Students learn legislative process firsthand at annual Mass. State House event
From left, Perkins teacher Jeff Migliozzi and students Sara and Kym participated in Student Government Day at the State House.
By STEFANIE CLOUTIER
The Massachusetts State House is a short drive from Watertown but a world away from Perkins, as two Secondary Program students discovered during a recent trip to Beacon Hill.
Sara, 17, and Kym, 19, represented Perkins School for the Blind at Student Government Day, an annual spring event that gives hundreds of high schoolers from around the commonwealth a better understanding of how state government works. Perkins students have participated in the annual event for the last three years.
"It was great for them to see government in action," said teacher Jeff Migliozzi, who advises Perkins' student council members including Sara and Kym. "Seeing the State House and what people do there helped them understand that leadership is about making real change and affecting people's lives."
Students began the day by gathering in a large public hearing room, where state leaders welcomed them and urged them to be active in the political process. Secretary of Education Matt Malone encouraged teens to "run for school committee, run for Senate, run for office." Secretary of the Commonwealth William Galvin said, "You are our future; these seats will be yours."

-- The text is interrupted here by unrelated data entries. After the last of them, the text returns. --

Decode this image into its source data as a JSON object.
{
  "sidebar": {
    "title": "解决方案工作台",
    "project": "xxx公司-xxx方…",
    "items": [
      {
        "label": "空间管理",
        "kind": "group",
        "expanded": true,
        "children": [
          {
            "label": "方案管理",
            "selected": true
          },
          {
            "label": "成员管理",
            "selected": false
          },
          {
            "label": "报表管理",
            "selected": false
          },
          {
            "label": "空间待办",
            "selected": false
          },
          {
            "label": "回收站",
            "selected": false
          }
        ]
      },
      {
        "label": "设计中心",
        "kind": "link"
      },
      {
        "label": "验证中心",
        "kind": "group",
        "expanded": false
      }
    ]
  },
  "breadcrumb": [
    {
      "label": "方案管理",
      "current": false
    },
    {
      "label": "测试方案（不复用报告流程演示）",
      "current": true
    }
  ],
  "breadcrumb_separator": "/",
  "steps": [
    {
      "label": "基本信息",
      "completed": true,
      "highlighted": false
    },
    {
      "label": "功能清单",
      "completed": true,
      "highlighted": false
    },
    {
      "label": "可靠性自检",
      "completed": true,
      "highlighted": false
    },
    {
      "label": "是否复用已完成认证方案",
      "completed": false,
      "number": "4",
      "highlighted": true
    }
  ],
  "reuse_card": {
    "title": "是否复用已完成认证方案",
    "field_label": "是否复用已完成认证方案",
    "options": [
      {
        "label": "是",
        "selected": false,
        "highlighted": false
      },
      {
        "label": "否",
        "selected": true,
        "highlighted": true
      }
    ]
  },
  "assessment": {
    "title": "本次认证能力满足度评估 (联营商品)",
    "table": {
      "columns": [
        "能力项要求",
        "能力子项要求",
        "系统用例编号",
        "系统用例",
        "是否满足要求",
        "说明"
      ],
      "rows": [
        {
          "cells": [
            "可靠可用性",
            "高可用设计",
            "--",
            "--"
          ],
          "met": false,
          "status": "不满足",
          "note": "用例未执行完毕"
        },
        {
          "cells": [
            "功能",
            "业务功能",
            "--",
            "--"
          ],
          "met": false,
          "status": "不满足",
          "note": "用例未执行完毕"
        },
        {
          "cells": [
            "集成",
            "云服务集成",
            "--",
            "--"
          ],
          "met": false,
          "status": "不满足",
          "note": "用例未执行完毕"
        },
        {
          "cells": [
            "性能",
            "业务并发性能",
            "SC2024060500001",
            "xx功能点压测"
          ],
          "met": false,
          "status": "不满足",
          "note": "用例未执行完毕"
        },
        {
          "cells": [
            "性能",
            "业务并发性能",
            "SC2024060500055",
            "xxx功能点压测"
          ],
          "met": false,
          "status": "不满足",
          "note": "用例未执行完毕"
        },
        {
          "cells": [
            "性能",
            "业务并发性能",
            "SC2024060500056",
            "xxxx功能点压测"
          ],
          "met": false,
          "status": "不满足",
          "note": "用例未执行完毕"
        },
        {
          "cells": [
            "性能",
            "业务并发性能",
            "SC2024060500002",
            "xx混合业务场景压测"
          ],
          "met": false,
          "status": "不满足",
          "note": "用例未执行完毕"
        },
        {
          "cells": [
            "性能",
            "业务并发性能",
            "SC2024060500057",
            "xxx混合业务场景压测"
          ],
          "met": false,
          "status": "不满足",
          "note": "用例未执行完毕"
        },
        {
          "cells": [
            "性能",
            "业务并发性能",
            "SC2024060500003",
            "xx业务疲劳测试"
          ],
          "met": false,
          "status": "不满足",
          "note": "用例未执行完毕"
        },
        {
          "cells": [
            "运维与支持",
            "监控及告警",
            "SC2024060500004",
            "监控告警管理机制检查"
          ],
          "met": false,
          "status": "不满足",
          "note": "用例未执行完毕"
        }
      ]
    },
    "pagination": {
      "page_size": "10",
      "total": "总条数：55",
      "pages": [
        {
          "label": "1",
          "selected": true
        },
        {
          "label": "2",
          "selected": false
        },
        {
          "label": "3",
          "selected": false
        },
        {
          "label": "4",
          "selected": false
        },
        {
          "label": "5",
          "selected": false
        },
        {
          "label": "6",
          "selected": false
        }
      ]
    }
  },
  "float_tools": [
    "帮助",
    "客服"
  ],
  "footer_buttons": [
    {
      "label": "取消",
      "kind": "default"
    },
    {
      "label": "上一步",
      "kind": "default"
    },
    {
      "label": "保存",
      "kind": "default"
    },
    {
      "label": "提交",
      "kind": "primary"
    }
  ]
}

The students then shared their opinions about two bills being considered by the legislature: a Senate bill requiring more physical education in schools, and a House bill prohibiting the use of cell phones while driving. Students took turns at the microphone, making arguments for and against the proposed legislation.
After that, the group moved to the historic House of Representatives Chamber to hear from legislators, including the senate majority leader and speaker of the house. Kym and Sara also joined a smaller group in the Senate Reading Room, where they met with representatives from the offices of the governor, attorney general, auditor and treasurer. "Sitting in a room and having (political leaders) talk to you directly, you get a chance to hear them as people and not just speeches," said Migliozzi.
As they headed back to Perkins, the students discussed their favorite part of the day. "I liked talking about the bills," Sara said. Kym, who has a passion for politics, said, "I wanted to learn how to become active. I liked all of it!"